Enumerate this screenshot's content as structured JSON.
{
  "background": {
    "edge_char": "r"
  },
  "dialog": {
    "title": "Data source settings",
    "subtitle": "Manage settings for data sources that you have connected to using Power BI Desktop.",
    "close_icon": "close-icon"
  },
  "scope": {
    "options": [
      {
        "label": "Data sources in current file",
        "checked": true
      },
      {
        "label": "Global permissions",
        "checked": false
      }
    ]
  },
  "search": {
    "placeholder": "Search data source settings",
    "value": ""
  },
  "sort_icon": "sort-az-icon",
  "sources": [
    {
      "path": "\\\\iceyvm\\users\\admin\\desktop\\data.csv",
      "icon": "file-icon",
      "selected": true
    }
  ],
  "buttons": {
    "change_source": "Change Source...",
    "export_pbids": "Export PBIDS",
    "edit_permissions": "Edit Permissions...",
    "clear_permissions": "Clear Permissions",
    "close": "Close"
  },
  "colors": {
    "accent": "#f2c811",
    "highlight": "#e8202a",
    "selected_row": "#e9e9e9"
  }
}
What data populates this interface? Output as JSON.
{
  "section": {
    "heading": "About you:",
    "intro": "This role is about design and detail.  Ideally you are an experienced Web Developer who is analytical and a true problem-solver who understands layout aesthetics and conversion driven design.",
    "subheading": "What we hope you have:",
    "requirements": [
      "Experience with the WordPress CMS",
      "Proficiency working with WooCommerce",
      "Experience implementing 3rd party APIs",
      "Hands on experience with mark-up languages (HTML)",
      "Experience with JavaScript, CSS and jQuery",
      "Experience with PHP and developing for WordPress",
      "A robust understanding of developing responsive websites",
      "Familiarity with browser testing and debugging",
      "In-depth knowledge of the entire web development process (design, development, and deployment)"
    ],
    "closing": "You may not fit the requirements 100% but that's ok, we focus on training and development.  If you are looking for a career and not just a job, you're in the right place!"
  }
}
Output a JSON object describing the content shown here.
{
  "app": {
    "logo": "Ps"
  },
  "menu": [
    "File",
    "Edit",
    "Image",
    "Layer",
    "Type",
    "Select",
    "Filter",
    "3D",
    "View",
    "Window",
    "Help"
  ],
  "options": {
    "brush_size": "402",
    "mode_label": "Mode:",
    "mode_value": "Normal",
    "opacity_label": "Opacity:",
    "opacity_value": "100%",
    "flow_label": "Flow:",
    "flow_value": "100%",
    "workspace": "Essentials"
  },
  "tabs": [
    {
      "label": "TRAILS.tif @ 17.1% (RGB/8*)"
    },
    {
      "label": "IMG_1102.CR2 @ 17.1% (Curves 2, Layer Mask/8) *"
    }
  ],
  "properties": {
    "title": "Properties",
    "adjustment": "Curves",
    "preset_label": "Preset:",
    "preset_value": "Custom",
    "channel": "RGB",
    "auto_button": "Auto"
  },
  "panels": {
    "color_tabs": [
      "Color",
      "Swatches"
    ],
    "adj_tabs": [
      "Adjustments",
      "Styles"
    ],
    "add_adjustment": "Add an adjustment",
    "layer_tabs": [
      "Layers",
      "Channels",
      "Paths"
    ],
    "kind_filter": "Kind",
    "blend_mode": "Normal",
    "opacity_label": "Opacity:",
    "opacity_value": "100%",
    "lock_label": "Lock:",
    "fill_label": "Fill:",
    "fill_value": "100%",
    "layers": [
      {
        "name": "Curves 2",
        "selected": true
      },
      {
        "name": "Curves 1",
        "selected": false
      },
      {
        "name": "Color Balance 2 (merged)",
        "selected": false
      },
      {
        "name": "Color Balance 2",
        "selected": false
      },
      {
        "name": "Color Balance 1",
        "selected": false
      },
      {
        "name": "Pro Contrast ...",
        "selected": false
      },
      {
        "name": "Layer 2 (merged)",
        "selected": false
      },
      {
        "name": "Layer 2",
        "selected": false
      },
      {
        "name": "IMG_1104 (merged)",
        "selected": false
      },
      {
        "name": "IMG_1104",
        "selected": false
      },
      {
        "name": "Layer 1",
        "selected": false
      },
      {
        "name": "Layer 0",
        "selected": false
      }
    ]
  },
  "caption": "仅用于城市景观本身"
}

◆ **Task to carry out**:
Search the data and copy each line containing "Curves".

◆ **Your response**:
      "label": "IMG_1102.CR2 @ 17.1% (Curves 2, Layer Mask/8) *"
    "adjustment": "Curves",
        "name": "Curves 2",
        "name": "Curves 1",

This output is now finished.